Dataset records>
════
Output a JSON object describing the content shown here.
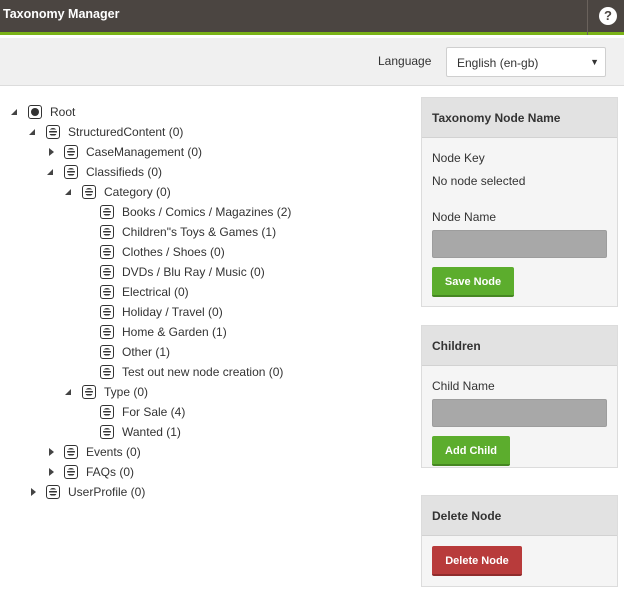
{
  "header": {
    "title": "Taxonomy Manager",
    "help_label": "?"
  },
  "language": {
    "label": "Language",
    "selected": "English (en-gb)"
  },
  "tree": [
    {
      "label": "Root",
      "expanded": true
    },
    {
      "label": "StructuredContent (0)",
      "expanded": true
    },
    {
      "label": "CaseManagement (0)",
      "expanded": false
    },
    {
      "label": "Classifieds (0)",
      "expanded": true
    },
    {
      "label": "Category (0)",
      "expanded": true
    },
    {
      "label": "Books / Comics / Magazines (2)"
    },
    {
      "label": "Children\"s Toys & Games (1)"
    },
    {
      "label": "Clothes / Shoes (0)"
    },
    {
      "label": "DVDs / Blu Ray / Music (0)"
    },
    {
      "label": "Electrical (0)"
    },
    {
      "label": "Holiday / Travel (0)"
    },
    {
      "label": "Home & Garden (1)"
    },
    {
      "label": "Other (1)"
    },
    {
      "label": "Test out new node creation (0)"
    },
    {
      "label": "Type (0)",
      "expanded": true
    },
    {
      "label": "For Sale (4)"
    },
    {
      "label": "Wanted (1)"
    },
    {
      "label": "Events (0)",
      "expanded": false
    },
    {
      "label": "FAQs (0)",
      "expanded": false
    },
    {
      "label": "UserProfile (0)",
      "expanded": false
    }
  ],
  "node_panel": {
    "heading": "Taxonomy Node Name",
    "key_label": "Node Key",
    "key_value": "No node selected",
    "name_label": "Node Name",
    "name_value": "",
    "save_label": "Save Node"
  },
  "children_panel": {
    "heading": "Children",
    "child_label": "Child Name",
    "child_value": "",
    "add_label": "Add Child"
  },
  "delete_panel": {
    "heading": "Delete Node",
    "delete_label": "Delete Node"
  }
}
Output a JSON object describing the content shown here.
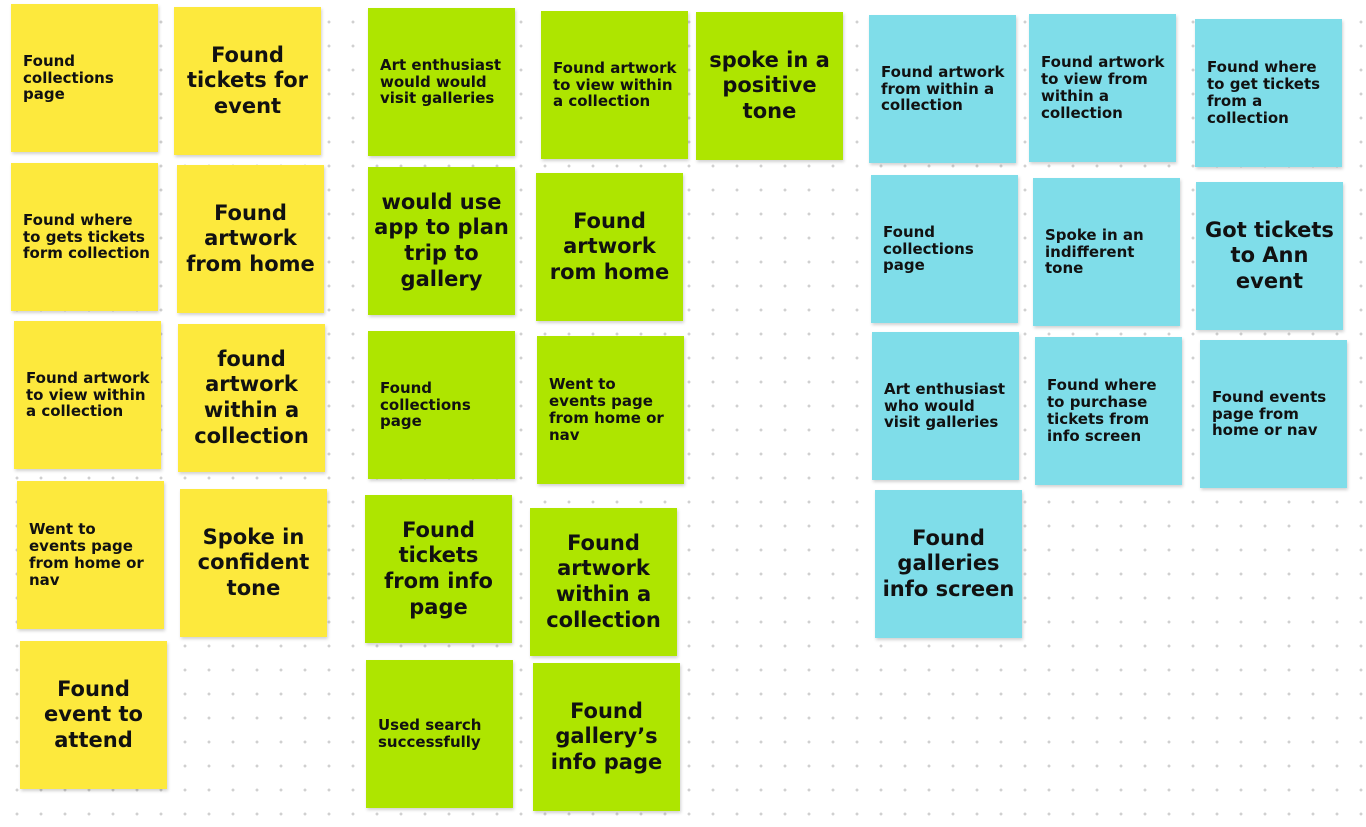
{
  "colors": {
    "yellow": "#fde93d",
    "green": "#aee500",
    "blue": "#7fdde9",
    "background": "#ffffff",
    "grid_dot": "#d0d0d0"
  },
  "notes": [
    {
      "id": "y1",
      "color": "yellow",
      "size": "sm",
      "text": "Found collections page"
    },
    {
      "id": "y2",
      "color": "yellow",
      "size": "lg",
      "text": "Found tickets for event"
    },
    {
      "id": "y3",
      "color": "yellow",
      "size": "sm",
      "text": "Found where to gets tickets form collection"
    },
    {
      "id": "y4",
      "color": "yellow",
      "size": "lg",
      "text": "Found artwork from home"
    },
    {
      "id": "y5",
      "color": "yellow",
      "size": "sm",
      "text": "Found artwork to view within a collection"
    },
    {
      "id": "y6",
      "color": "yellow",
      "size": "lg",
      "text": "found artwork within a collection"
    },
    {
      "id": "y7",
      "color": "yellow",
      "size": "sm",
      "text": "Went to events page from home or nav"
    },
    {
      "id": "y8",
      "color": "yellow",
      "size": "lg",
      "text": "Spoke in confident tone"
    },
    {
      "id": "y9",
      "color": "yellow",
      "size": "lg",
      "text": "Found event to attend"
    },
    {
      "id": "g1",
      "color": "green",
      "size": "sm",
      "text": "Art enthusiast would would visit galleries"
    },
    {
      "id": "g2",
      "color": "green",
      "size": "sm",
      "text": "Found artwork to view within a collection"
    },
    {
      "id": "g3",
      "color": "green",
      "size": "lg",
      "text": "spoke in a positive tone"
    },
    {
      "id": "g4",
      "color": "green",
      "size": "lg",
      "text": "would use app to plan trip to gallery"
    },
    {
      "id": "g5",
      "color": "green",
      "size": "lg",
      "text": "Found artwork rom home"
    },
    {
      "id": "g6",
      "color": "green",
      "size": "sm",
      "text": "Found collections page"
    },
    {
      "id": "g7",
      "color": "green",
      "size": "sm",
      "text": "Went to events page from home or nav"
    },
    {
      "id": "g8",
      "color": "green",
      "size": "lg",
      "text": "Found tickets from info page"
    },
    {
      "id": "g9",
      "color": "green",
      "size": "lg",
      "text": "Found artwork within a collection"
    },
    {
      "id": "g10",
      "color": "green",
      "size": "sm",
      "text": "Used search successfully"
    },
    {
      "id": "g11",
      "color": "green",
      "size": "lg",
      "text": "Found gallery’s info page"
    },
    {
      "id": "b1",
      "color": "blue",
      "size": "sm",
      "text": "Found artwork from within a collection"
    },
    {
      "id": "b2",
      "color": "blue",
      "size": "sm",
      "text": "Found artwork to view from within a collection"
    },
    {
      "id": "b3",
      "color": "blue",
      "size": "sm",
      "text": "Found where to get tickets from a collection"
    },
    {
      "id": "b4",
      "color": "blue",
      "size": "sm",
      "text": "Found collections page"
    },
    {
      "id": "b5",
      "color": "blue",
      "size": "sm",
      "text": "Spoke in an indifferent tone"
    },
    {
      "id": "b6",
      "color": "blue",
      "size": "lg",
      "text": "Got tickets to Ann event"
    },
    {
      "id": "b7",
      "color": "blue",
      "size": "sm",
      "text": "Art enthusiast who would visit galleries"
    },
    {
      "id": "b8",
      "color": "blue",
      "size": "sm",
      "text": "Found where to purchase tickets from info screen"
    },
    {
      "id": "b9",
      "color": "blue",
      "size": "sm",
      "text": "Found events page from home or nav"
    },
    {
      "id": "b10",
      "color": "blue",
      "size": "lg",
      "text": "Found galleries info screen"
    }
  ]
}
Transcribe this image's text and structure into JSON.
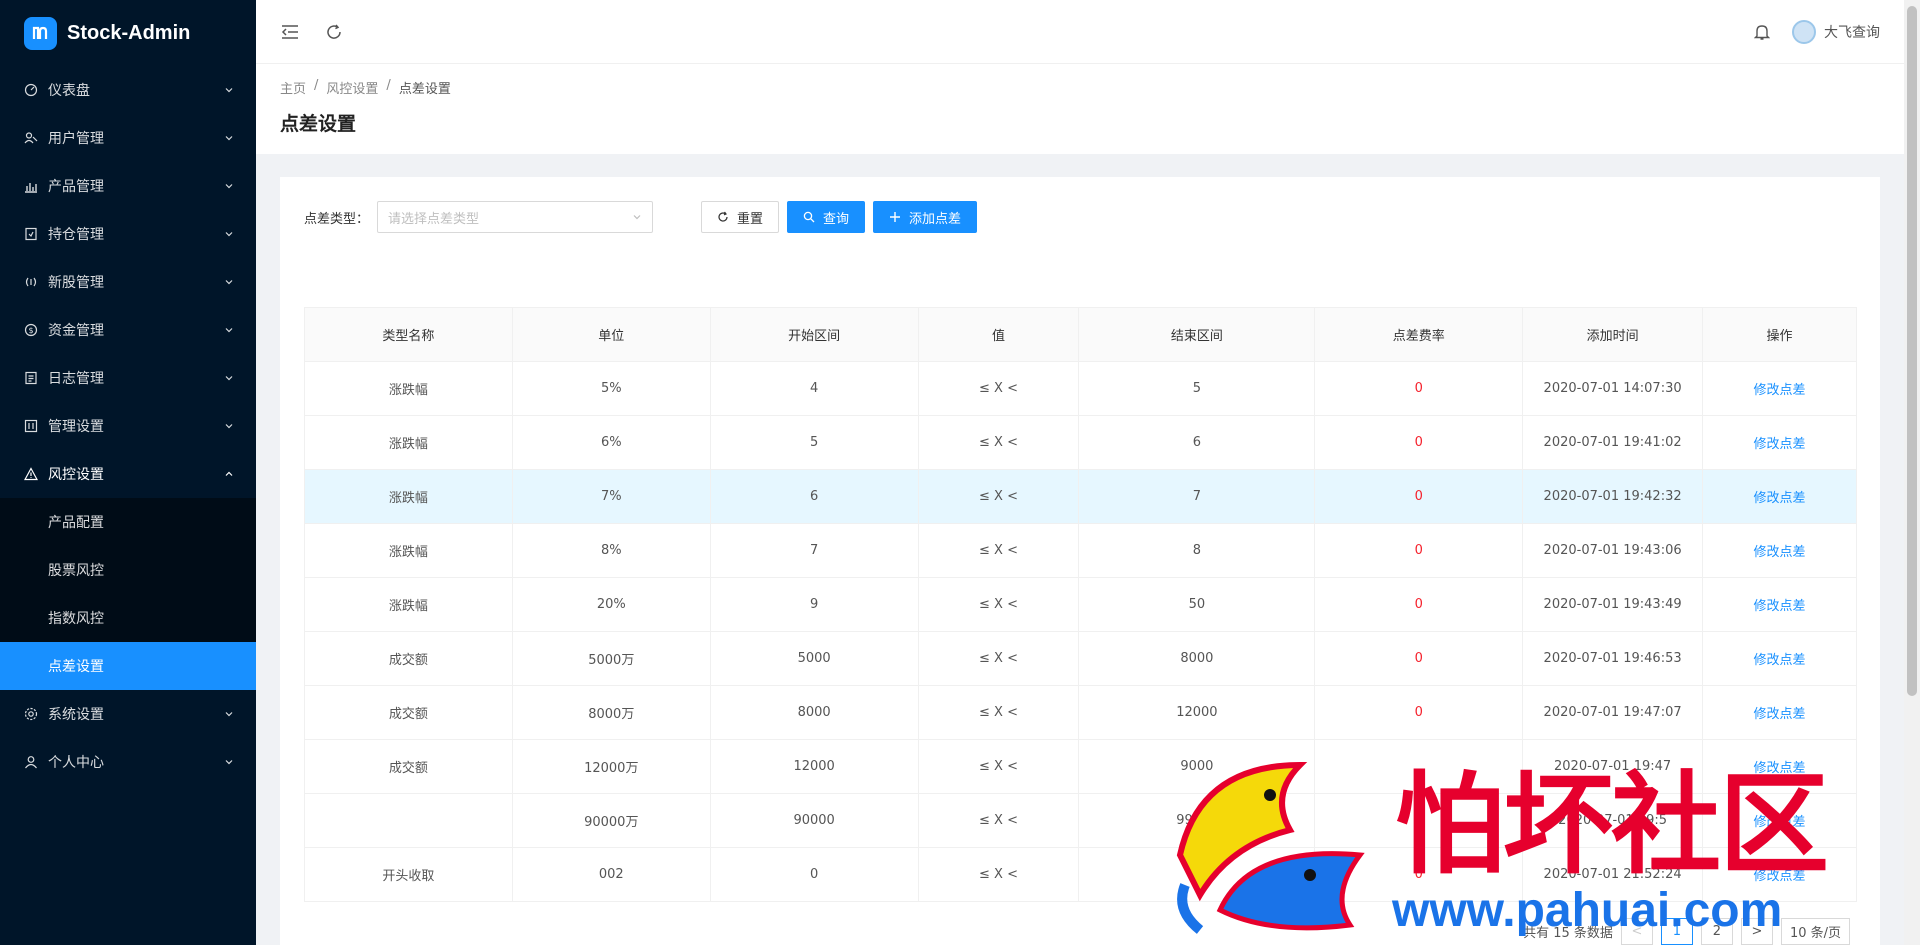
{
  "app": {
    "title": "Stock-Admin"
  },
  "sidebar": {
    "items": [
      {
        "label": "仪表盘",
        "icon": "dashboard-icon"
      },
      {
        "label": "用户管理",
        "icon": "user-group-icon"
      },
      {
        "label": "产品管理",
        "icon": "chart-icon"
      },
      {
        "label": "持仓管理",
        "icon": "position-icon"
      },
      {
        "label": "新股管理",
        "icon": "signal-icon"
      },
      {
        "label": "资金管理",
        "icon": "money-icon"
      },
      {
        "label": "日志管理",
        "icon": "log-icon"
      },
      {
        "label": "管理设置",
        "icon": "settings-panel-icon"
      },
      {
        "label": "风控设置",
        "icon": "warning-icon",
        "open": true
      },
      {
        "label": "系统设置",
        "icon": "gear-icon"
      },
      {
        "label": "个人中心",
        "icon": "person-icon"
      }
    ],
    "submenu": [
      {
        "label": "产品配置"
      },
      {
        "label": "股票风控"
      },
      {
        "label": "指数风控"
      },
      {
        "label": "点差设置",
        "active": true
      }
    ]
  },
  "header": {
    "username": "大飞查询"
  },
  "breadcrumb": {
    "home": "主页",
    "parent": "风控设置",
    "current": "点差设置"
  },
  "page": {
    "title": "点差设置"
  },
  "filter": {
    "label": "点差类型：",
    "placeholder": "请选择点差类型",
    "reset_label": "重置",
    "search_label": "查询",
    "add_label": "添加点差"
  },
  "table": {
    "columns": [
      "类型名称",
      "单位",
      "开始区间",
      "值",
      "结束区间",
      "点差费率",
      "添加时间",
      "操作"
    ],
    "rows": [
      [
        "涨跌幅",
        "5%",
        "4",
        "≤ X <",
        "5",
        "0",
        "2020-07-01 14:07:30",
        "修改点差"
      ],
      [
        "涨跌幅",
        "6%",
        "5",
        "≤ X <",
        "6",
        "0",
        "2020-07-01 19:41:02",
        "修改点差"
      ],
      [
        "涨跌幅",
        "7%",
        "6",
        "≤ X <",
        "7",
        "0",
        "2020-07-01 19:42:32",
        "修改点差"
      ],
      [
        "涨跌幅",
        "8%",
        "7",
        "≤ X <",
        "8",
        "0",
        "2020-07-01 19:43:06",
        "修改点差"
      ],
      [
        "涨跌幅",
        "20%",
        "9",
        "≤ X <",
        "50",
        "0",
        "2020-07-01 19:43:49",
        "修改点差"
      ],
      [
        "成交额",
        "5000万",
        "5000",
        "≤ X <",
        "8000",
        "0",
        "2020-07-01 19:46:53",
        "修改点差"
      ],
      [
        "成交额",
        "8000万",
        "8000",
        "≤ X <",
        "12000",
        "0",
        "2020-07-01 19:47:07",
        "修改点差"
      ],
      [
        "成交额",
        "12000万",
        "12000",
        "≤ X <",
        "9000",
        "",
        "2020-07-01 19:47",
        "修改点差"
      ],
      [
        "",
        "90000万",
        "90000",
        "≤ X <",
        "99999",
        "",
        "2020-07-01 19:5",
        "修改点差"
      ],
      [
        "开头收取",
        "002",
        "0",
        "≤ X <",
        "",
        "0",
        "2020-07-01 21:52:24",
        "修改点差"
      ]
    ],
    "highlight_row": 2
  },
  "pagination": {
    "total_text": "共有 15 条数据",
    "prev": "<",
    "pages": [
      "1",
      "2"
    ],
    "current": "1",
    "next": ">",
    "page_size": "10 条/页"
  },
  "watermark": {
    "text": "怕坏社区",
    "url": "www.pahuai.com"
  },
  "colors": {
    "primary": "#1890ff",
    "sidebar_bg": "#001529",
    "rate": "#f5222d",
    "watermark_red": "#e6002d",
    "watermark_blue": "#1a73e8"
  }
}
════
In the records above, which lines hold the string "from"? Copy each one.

The completed task>
      "text": "Found artwork from home"
      "text": "Went to events page from home or nav"
      "text": "Went to events page from home or nav"
      "text": "Found tickets from info page"
      "text": "Found artwork from within a collection"
      "text": "Found artwork to view from within a collection"
      "text": "Found where to get tickets from a collection"
      "text": "Found where to purchase tickets from info screen"
      "text": "Found events page from home or nav"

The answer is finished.